The U.S. Court of Appeals for the 10th Circuit agreed with the decision of a federal district court not to dismiss the lawsuit brought by the two female students.

The two women gathered enough evidence to potentially support a claim that Kansas State was “deliberately indifferent” after they reported their rapes to the university, the appeals court ruled. They alleged that the university violated the federal gender antidiscrimination law, Title IX of the Education Amendments of 1972, by not properly investigating their rapes, which in turn caused them to be vulnerable to further harassment and lose educational opportunities.

Though the appeals court agreed with the lower court to not dismiss the case outright, the ruling does not affect the ultimate outcome of the lawsuit.

Kansas State provided a statement to Inside Higher Ed:

The court’s narrow legal ruling did not determine the facts of the case or that the university committed any error. K-State cares about its students and always provides a wealth of support. The university offered numerous resources and support to these plaintiffs -- who both went on to graduate from K-State.

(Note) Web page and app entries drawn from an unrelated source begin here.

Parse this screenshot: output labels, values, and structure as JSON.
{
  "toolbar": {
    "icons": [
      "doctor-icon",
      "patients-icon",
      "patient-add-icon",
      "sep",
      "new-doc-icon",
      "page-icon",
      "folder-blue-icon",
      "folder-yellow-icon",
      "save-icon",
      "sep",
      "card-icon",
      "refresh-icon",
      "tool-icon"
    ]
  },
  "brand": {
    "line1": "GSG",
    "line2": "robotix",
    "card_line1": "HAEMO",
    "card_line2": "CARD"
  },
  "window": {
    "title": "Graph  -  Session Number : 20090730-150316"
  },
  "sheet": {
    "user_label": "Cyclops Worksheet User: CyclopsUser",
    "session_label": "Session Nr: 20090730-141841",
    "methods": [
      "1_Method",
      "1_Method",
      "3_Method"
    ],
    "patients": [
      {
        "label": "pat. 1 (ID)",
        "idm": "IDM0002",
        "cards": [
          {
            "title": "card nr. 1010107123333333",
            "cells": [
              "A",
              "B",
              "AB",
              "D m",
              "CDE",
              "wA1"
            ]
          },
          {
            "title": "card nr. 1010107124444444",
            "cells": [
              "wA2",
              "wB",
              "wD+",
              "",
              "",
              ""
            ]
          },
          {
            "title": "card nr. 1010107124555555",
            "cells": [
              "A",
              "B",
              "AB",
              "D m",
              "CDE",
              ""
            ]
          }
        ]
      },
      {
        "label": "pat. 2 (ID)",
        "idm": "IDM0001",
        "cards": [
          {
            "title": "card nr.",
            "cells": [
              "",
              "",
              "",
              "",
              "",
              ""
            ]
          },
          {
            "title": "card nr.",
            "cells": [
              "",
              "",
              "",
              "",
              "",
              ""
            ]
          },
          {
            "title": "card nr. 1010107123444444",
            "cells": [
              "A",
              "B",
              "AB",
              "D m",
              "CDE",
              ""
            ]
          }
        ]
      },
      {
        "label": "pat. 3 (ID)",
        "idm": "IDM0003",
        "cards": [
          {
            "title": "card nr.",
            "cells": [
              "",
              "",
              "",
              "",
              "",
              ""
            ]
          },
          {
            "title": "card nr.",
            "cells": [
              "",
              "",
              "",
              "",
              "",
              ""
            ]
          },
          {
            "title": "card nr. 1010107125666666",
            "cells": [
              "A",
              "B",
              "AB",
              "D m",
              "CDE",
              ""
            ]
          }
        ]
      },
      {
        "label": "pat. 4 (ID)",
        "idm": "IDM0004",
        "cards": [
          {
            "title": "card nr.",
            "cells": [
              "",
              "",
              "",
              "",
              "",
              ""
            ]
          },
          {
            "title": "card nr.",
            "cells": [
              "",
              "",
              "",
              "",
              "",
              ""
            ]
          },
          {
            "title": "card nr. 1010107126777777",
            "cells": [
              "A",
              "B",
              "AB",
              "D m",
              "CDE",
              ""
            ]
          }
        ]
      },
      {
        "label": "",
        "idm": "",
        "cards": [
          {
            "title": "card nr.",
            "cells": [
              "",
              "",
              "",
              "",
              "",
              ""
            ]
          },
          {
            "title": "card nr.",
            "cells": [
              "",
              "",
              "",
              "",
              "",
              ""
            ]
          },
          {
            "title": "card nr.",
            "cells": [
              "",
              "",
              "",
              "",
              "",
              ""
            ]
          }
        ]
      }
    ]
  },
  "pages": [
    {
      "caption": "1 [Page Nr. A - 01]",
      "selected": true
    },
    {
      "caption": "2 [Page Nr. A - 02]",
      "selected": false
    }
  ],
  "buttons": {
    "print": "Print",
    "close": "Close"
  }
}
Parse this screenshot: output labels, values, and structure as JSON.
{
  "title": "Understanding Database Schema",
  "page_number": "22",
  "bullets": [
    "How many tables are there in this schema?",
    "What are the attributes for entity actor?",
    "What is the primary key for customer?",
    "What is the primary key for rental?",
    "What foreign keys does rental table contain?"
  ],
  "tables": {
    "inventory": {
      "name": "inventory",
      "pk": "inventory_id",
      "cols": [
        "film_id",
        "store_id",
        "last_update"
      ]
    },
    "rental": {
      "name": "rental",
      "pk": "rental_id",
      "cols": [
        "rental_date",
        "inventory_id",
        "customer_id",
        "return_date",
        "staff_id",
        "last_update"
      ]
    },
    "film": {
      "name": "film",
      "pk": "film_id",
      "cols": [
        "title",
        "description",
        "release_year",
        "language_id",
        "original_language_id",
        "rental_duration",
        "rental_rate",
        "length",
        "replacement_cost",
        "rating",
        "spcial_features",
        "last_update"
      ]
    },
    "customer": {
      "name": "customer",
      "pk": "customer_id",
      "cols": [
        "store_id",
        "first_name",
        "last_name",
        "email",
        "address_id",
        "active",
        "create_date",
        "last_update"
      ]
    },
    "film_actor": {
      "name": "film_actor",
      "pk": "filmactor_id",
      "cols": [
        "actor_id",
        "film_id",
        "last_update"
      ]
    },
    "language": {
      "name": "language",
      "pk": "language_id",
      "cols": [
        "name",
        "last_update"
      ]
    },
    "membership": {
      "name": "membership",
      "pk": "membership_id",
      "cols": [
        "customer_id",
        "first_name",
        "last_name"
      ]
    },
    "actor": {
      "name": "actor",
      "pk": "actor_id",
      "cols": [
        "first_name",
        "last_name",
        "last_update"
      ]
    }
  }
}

The university is committed to complying with antidiscrimination laws. K-State respectfully disagrees with the court’s decision on the discrete legal issue and believes it is contrary to other court decisions. K-State is reviewing its options for next steps in the cases.